In conclusion we have learned that yes, maybe one day we will run out of freshwater but there is no need for alarm. There are desalination plants, rainwater and other means in getting freshwater. We've learned that Canada contains 7% of the worlds renewable freshwater and that freshwater can taste different in other places around the world. We have also learned that they're are ways to help conserve water as to eliminate the fear of running out of freshwater. If we all take care of our water supply and not overuse it, then it will be there for many more years to come. Thanks for listening to our "prezitation", we hope you enjoyed!
Canada possess about 7% of the world's renewable freshwater and is second only to America in demand. Canadians use about 1650 cubic metres of freshwater per capita each year. That's more than double the average European rate.
How is Canada's freshwater quality compared to other countries?
Canada gets its freshwater from rivers, lakes, ponds and reservoirs. It had the second-best water-quality ranking among selected industrialized countries and is ranked 9th overall among 157 countries.
based on environmental performance index (EPI)

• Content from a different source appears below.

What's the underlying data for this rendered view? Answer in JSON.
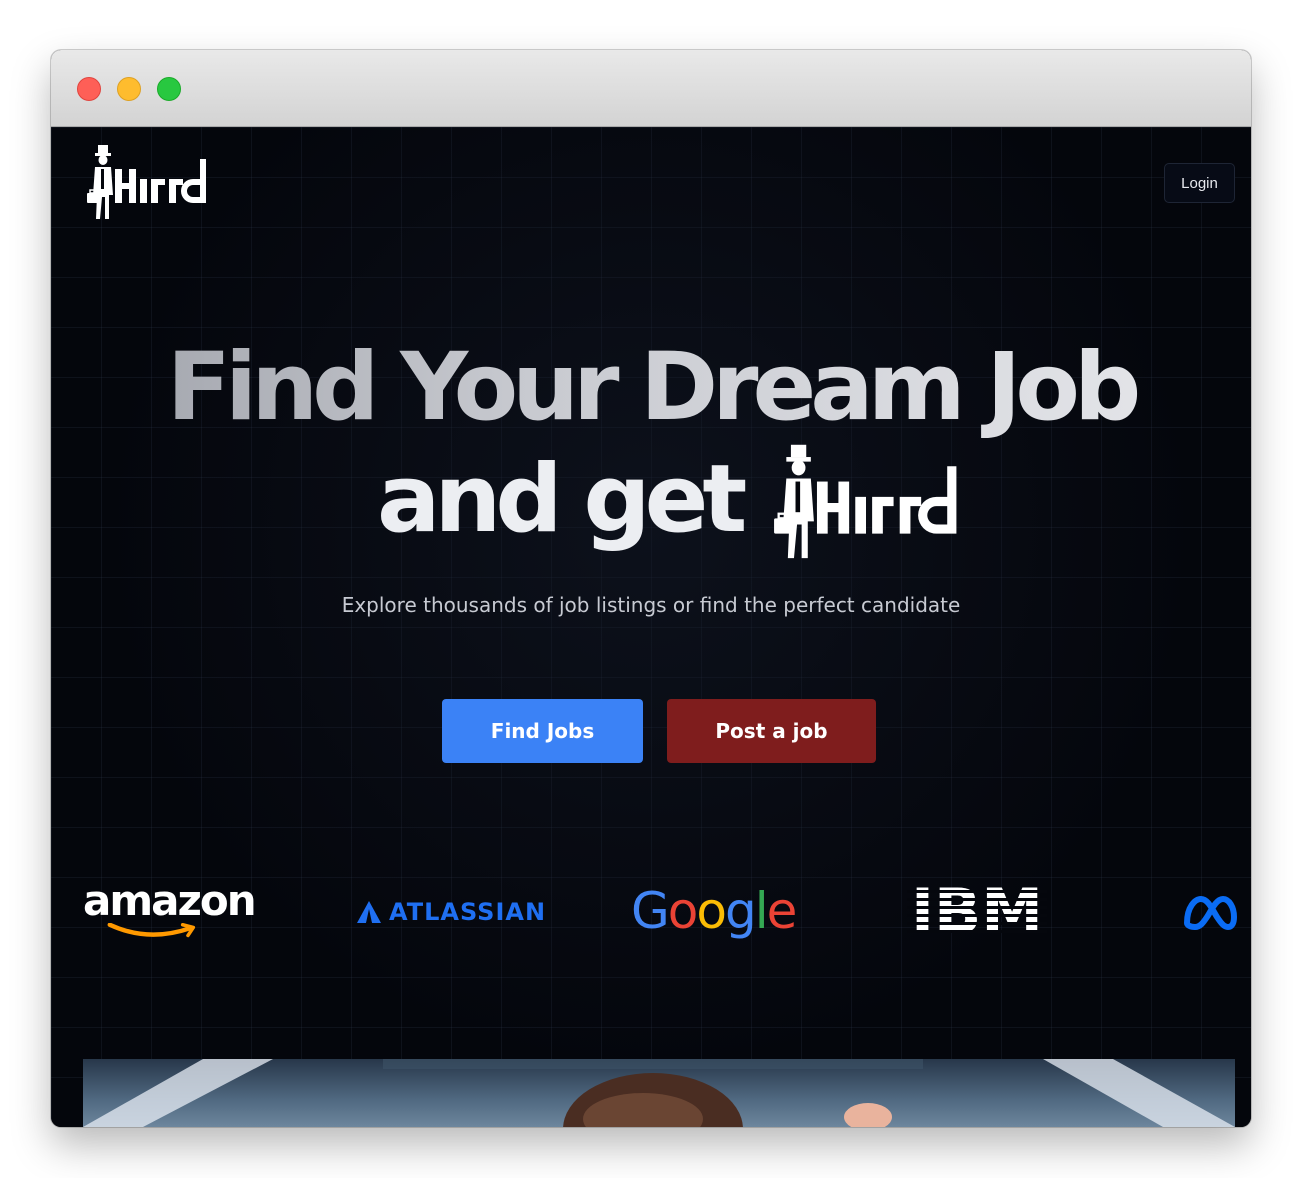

Rainwater is considered fresh water because salt does not evaporate into the air therefore when the water comes back down as precipitation there is no salt inside. However there can be other elements in rainwater since gases can easily dissolve in it.
Yes, water does taste different in other parts of the world. This is because of pollution (some areas are less polluted than the others). The pollution somehow dissolves with the water and this causes the water supply to taste different than in other places.
Unlike other countries Canada is very fortunate. It has only 0.5% of the worlds population, but it's landmass contains approximately 7% of the worlds renewable water supply (freshwater). Therefore we have greater percentage of renewable water than the population. So we don't have to worry about not having enough water for everyone. At least not just yet.
How much of the world's water does Canada contain?
Is rainwater freshwater or salt water?